The woman sat motionless and silent and stared straight ahead. A yellow veil partially covered her delicately dusted face. He forgot to resist looking at her, and saw her wide, painted eyes, frightened and tearful. He had been thoughtless, he realized. There was no home for this girl. And for him to speak to her, when they were alone like this: such forwardness she must endure.
The heat was nearly unbearable. The coach was uncovered to the sky and the sun, which was no longer high, leered through the trees, dappling the travelers in an animated flow of motley.
They rode like this for an hour until Magister Xu began to nod off to sleep.

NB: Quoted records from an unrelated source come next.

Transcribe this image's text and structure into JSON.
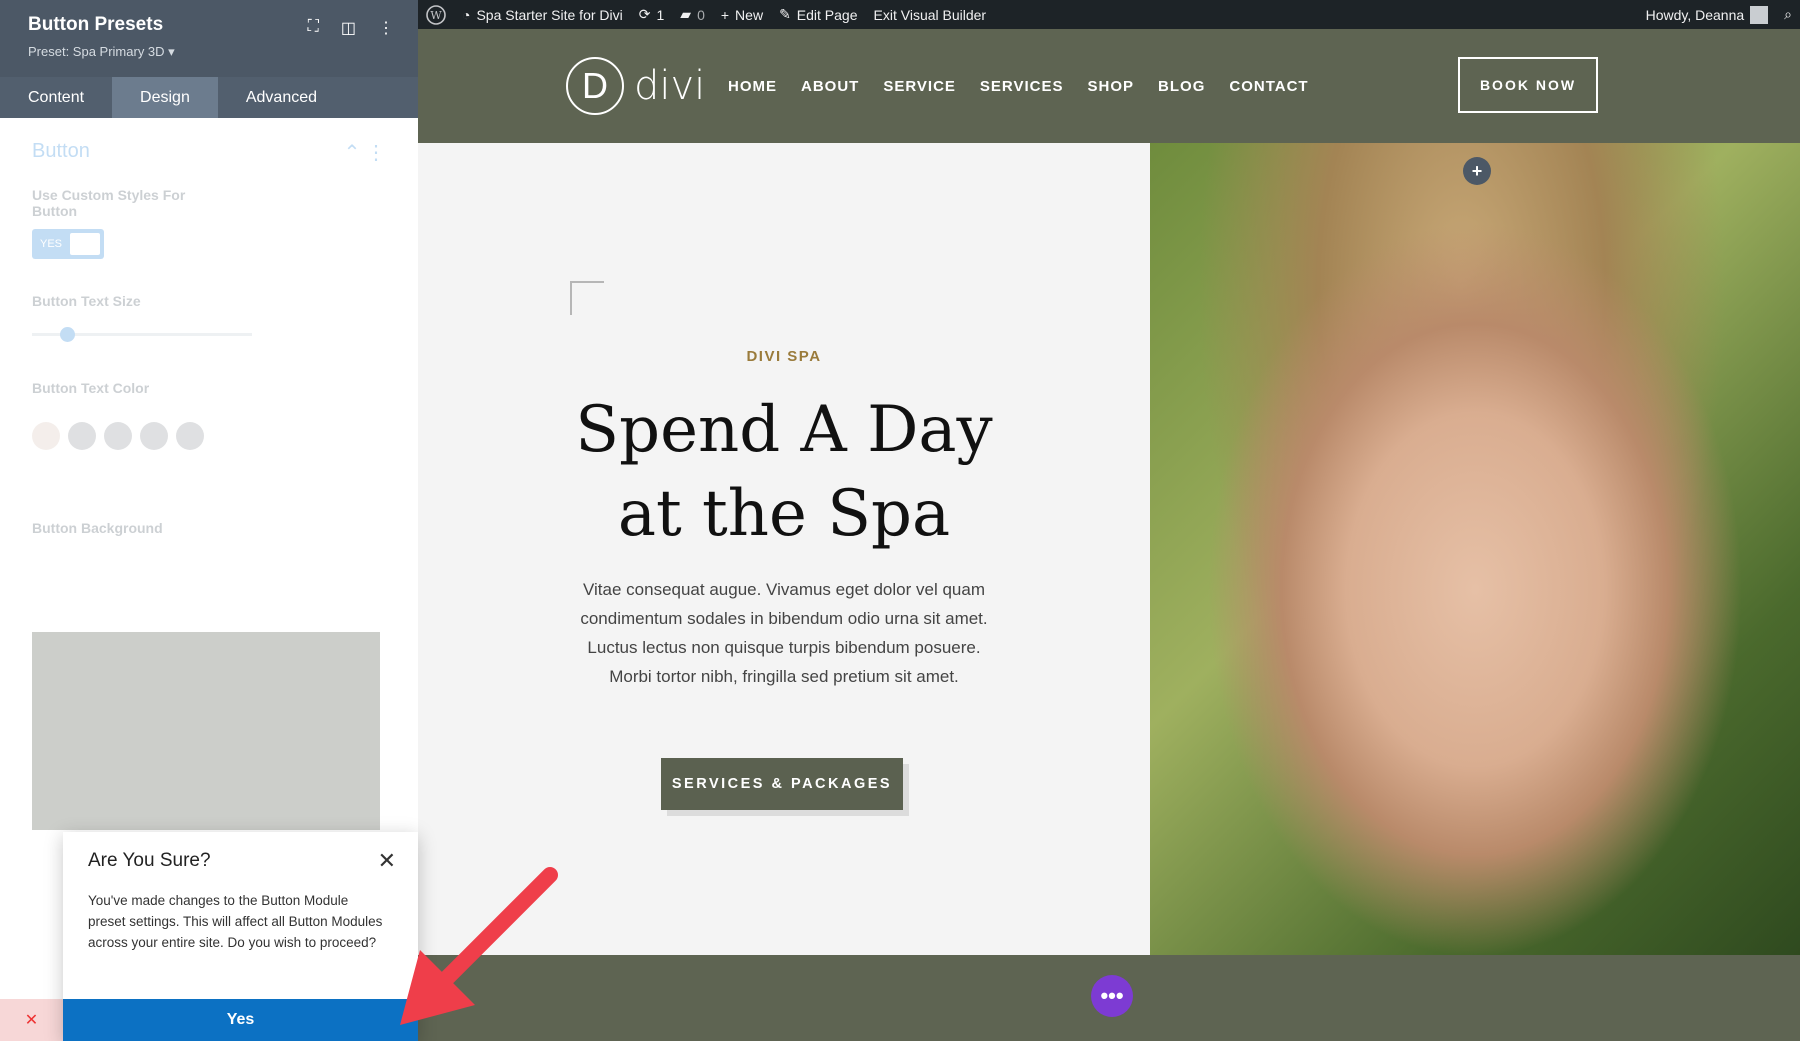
{
  "admin_bar": {
    "site_name": "Spa Starter Site for Divi",
    "updates_count": "1",
    "comments_count": "0",
    "new_label": "New",
    "edit_page_label": "Edit Page",
    "exit_builder_label": "Exit Visual Builder",
    "greeting": "Howdy, Deanna"
  },
  "panel": {
    "title": "Button Presets",
    "preset": "Preset: Spa Primary 3D ▾",
    "tabs": [
      "Content",
      "Design",
      "Advanced"
    ],
    "section_title": "Button",
    "custom_styles_label": "Use Custom Styles For Button",
    "toggle_value": "YES",
    "text_size_label": "Button Text Size",
    "text_color_label": "Button Text Color",
    "background_label": "Button Background"
  },
  "dialog": {
    "title": "Are You Sure?",
    "message": "You've made changes to the Button Module preset settings. This will affect all Button Modules across your entire site. Do you wish to proceed?",
    "yes_label": "Yes"
  },
  "site": {
    "logo_letter": "D",
    "logo_word": "divi",
    "nav": [
      "HOME",
      "ABOUT",
      "SERVICE",
      "SERVICES",
      "SHOP",
      "BLOG",
      "CONTACT"
    ],
    "book_label": "BOOK NOW",
    "eyebrow": "DIVI SPA",
    "headline_line1": "Spend A Day",
    "headline_line2": "at the Spa",
    "body": "Vitae consequat augue. Vivamus eget dolor vel quam condimentum sodales in bibendum odio urna sit amet. Luctus lectus non quisque turpis bibendum posuere. Morbi tortor nibh, fringilla sed pretium sit amet.",
    "cta_label": "SERVICES & PACKAGES"
  },
  "colors": {
    "header_green": "#5e6452",
    "accent_blue": "#0c71c3",
    "eyebrow_gold": "#9a7b3b",
    "builder_purple": "#7d3bd3",
    "arrow_red": "#ef3e4a"
  }
}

His head felt heavy and fell repeatedly to his chest, as Master Xu dreamt. His wife, appearing older than she did even now, wore the heavy red silk of a bride. Her face was uncovered. He saw himself wearing the crisp white linen of the groom. He smiled. The stars on his silver cap glinted like a chandelier's baubles.

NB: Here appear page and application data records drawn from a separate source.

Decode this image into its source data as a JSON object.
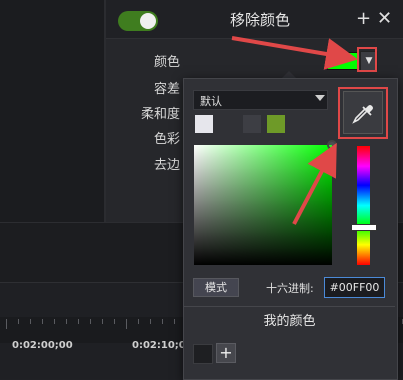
{
  "header": {
    "title": "移除颜色",
    "add_symbol": "+",
    "close_symbol": "✕"
  },
  "properties": {
    "color_label": "颜色",
    "tolerance_label": "容差",
    "softness_label": "柔和度",
    "hue_label": "色彩",
    "defringe_label": "去边",
    "selected_color": "#00ff00",
    "effect_enabled": true
  },
  "color_picker": {
    "preset": "默认",
    "recent_colors": [
      "#e6e6ec",
      "#3d3e44",
      "#6e9a28"
    ],
    "mode_label": "模式",
    "hex_label": "十六进制:",
    "hex_value": "#00FF00",
    "my_colors_title": "我的颜色",
    "my_colors": [
      "#1e1f22"
    ],
    "add_color_symbol": "+"
  },
  "timeline": {
    "time_labels": [
      "0:02:00;00",
      "0:02:10;00"
    ]
  },
  "colors": {
    "accent_red": "#e04848",
    "toggle_green": "#3f7d1f",
    "hex_focus_blue": "#4b8ad8"
  }
}
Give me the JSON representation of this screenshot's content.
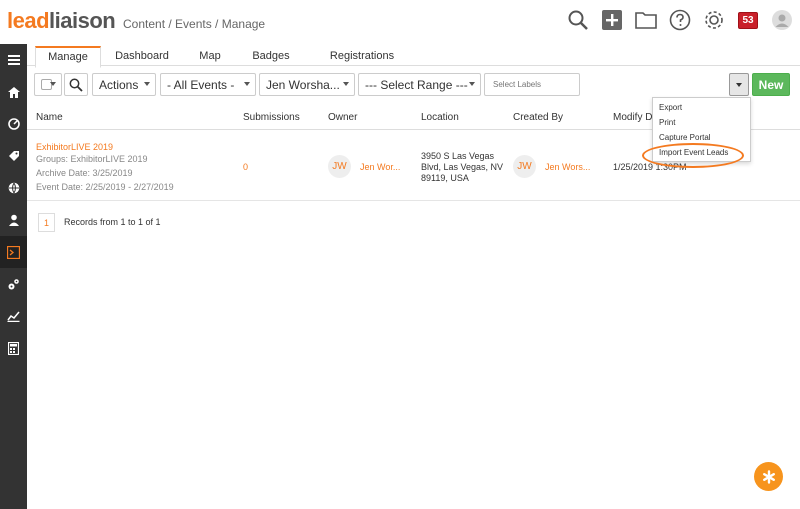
{
  "header": {
    "logo_lead": "lead",
    "logo_liaison": "liaison",
    "breadcrumb": "Content / Events / Manage",
    "notification_count": "53",
    "icons": [
      "search-icon",
      "plus-icon",
      "folder-icon",
      "help-icon",
      "gear-icon",
      "user-avatar-icon"
    ]
  },
  "sidebar": {
    "icons": [
      "menu-icon",
      "home-icon",
      "dashboard-icon",
      "tag-icon",
      "globe-icon",
      "person-icon",
      "events-icon",
      "settings-icon",
      "analytics-icon",
      "calculator-icon"
    ]
  },
  "tabs": [
    {
      "label": "Manage"
    },
    {
      "label": "Dashboard"
    },
    {
      "label": "Map"
    },
    {
      "label": "Badges"
    },
    {
      "label": "Registrations"
    }
  ],
  "toolbar": {
    "actions": "Actions",
    "events_filter": "- All Events -",
    "owner_filter": "Jen Worsha...",
    "range": "--- Select Range ---",
    "labels_placeholder": "Select Labels",
    "new_label": "New"
  },
  "table": {
    "columns": {
      "name": "Name",
      "submissions": "Submissions",
      "owner": "Owner",
      "location": "Location",
      "created_by": "Created By",
      "modify_date": "Modify Da"
    },
    "rows": [
      {
        "name": "ExhibitorLIVE 2019",
        "groups": "Groups: ExhibitorLIVE 2019",
        "archive_date": "Archive Date: 3/25/2019",
        "event_date": "Event Date: 2/25/2019 - 2/27/2019",
        "submissions": "0",
        "owner_initials": "JW",
        "owner_name": "Jen Wor...",
        "location_line1": "3950 S Las Vegas",
        "location_line2": "Blvd, Las Vegas, NV",
        "location_line3": "89119, USA",
        "creator_initials": "JW",
        "creator_name": "Jen Wors...",
        "modify_date": "1/25/2019 1:30PM"
      }
    ]
  },
  "pager": {
    "current_page": "1",
    "records_text": "Records from 1 to 1 of 1"
  },
  "dropdown": {
    "items": [
      {
        "label": "Export"
      },
      {
        "label": "Print"
      },
      {
        "label": "Capture Portal"
      },
      {
        "label": "Import Event Leads"
      }
    ]
  },
  "colors": {
    "accent": "#f47a20",
    "sidebar": "#333333",
    "new_button": "#5cb85c",
    "badge": "#c9202a"
  }
}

A look of annoyance gathered in his wife's face. “We are nought but dust.” The words came out in his old Nana's dialect, the language of a foolish people.
“Concentration," he said. “Potency.” Or did he? He had meant to flatter this woman, though over time he had grown to know her to be thoughtless and self-absorbed.
He felt a hand on his knee. What had prompted this?
“Sir Magician!” The the young woman insisted. Her voice was musical and deferential.
Magister Xu heard the rising sound of agitated glass and felt the precipitous movement of the case slipping across his knees. He opened his eyes and and was arrested by this face before him. It had the purity of action, round and soft. Never mind the paint which now caked in the creases near the eyes and around the mouth. For a moment he could see the young girl she had been, the woman of thin flesh she now was, and the bride she might have been had poverty or ignorance not chosen the yellow veil. Her fingers on his knee stirred him.
“Thank you,” he said, rescuing the case from the brink. Startled, he opened it and checked the velvet lined partitions. None of the bottles had broken. Touching the stoppers, he found one or two had shaken completely loose. Confused by an old feeling rising within him, something like hope, his fingers moved over the cut glass, until he selected one bottle and lifted it gently from the dark velvet. He closed the box and stretched his bony fingers towards her.
She took the bottle without a word. Magister Xu watched her white face, her young, glittering eyes, the angular bones of her wrists. The bottle's cut glass edges, though warmed by the sun, were sharp against her fingertips. Inside a green powder seemed pale and ordinary. She leaned down and took up the silver cap, from where it lay on the floor of the carriage, and placed it back on top of the magician's case.
Quietly he came to see that she would never be for him. The green powder would do nothing. Perhaps she knew this, too. Perhaps, however, his faded stock of tricks might come to matter to her in some other way, some day.
R Alexander writes fiction, poetry, and essays and lives in the Pacific Northwest.